▸ **Brief**
For the data that follows, give the number of lines in which "text" appears. Add nothing to it.

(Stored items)
Segment Open
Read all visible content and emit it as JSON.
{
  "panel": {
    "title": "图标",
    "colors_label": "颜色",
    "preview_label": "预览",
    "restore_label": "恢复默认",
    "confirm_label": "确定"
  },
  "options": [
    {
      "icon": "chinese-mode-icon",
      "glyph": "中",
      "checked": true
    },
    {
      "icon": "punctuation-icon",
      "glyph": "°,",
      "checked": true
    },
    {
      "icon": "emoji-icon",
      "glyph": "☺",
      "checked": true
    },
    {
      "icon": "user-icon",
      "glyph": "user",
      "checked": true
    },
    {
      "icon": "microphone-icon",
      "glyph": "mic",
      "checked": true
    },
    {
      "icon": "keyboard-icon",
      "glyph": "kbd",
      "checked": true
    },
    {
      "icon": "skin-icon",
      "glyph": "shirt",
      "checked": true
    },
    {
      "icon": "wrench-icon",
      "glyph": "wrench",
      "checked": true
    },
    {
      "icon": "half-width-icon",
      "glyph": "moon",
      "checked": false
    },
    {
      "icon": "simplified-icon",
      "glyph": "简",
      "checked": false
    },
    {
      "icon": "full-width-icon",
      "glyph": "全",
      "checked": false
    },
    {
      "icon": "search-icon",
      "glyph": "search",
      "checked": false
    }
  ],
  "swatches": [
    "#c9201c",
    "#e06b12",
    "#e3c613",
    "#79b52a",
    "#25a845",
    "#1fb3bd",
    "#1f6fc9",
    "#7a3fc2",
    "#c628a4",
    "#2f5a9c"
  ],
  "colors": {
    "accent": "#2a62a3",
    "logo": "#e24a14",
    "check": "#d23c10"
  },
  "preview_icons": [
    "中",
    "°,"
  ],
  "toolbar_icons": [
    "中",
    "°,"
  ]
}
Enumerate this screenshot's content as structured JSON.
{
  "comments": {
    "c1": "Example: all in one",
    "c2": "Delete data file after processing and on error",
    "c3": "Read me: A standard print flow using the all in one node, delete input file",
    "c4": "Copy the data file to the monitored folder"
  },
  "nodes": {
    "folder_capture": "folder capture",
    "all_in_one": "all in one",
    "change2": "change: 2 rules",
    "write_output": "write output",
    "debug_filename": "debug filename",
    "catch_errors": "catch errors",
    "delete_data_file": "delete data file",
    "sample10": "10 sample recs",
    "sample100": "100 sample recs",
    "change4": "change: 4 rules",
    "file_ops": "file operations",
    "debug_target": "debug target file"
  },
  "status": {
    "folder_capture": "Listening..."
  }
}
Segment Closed
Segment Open
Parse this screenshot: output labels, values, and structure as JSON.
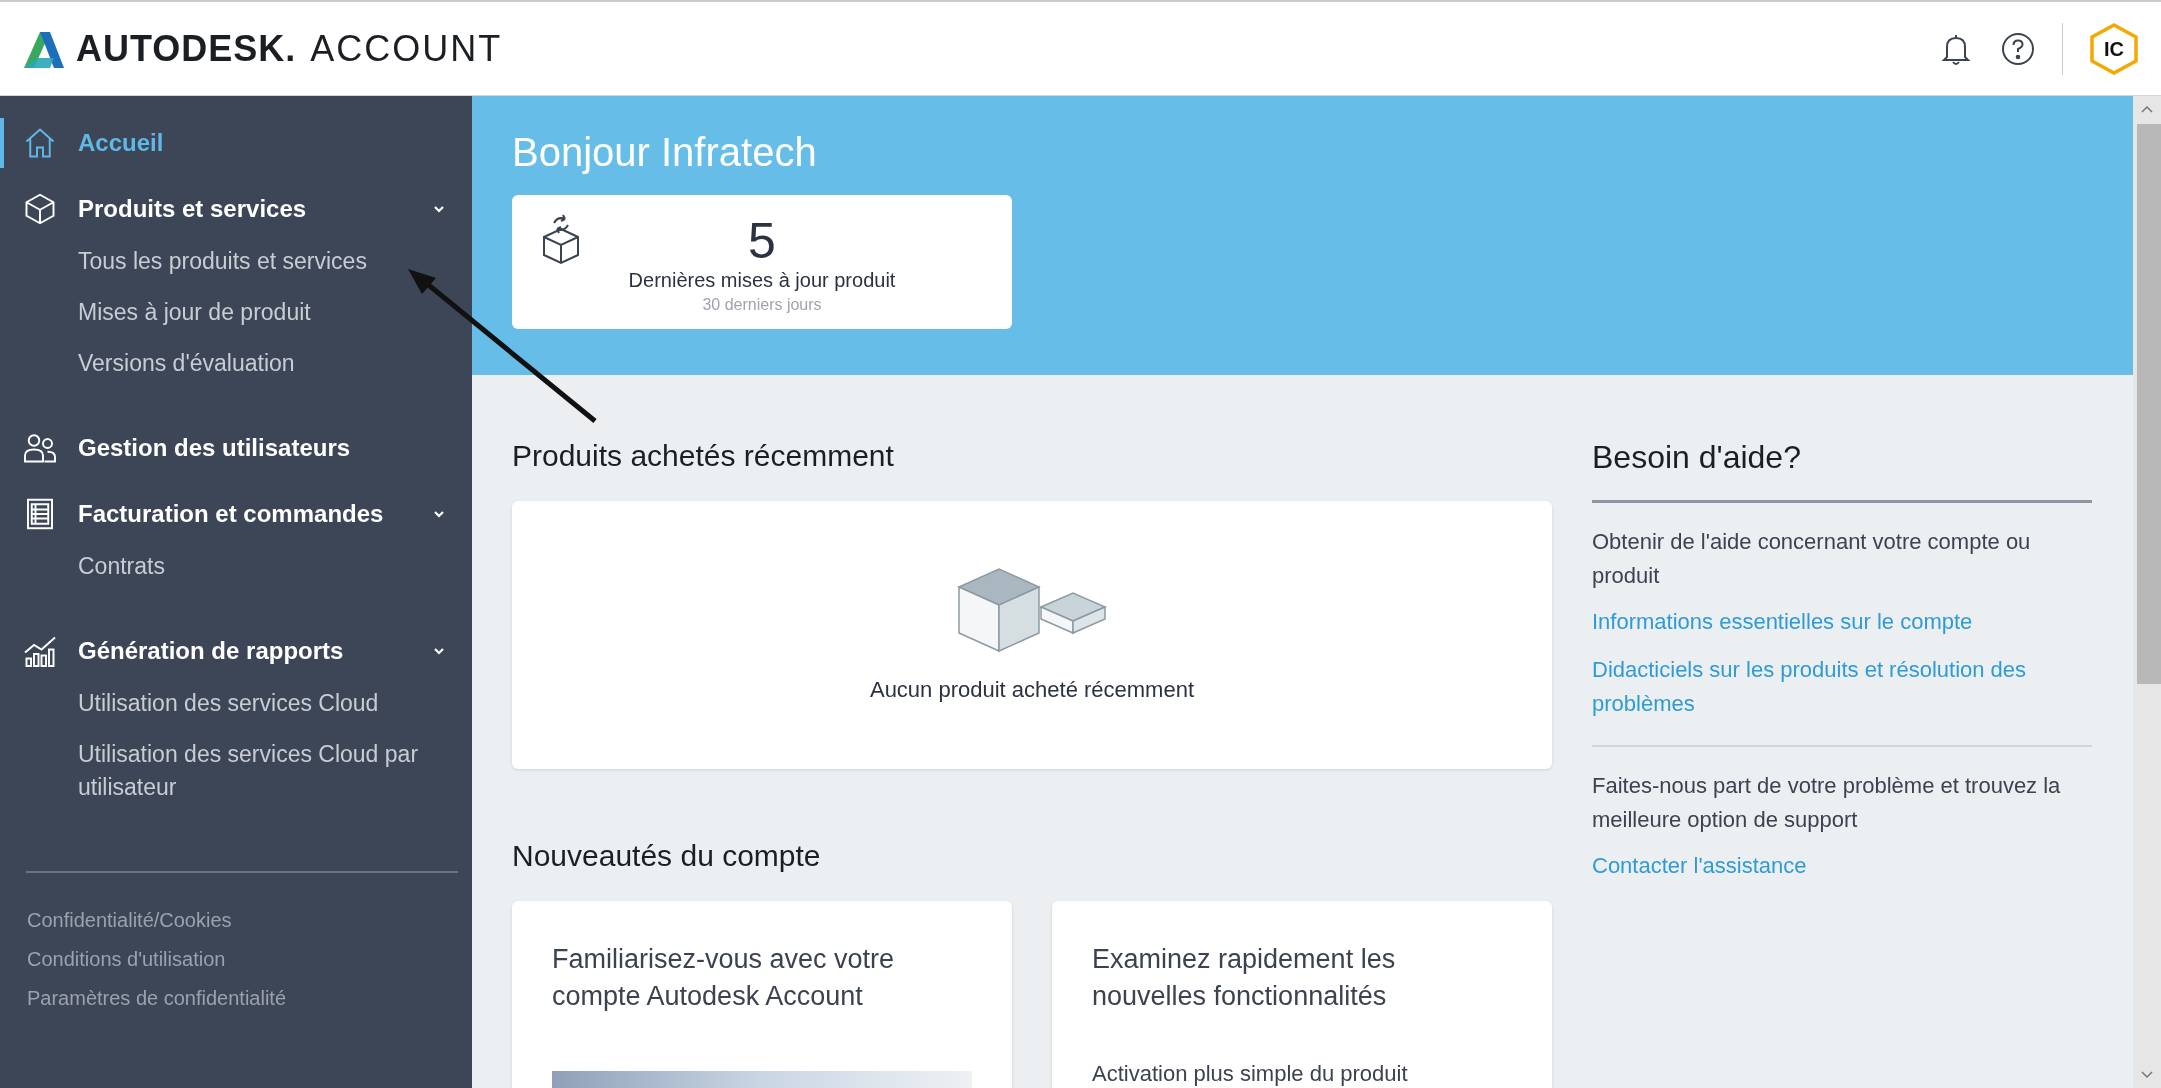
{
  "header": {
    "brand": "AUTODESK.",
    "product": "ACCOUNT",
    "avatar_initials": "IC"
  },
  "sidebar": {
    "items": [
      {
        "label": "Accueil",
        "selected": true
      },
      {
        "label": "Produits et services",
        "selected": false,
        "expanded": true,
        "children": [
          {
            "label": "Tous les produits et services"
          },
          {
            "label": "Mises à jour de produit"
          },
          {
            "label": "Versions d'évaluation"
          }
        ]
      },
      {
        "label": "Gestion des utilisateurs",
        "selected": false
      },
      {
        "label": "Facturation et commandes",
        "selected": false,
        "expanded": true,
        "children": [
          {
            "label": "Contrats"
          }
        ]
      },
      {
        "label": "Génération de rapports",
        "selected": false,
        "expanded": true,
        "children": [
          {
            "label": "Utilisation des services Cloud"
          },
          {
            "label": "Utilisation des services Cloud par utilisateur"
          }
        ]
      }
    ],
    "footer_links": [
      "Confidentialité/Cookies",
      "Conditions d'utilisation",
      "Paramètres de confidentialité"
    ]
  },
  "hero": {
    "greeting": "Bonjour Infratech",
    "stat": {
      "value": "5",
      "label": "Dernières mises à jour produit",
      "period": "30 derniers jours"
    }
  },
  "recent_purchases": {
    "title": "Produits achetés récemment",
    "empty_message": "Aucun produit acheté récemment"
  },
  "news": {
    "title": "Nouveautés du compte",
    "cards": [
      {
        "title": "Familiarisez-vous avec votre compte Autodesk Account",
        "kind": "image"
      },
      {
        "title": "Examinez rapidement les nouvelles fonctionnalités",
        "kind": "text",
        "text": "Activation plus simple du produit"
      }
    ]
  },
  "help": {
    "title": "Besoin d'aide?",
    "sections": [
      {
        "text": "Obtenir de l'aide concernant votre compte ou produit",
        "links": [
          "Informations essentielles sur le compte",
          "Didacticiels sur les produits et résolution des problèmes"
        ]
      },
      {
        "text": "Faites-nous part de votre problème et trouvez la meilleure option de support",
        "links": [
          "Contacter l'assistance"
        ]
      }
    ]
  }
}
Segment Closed
▸ **Final answer**
4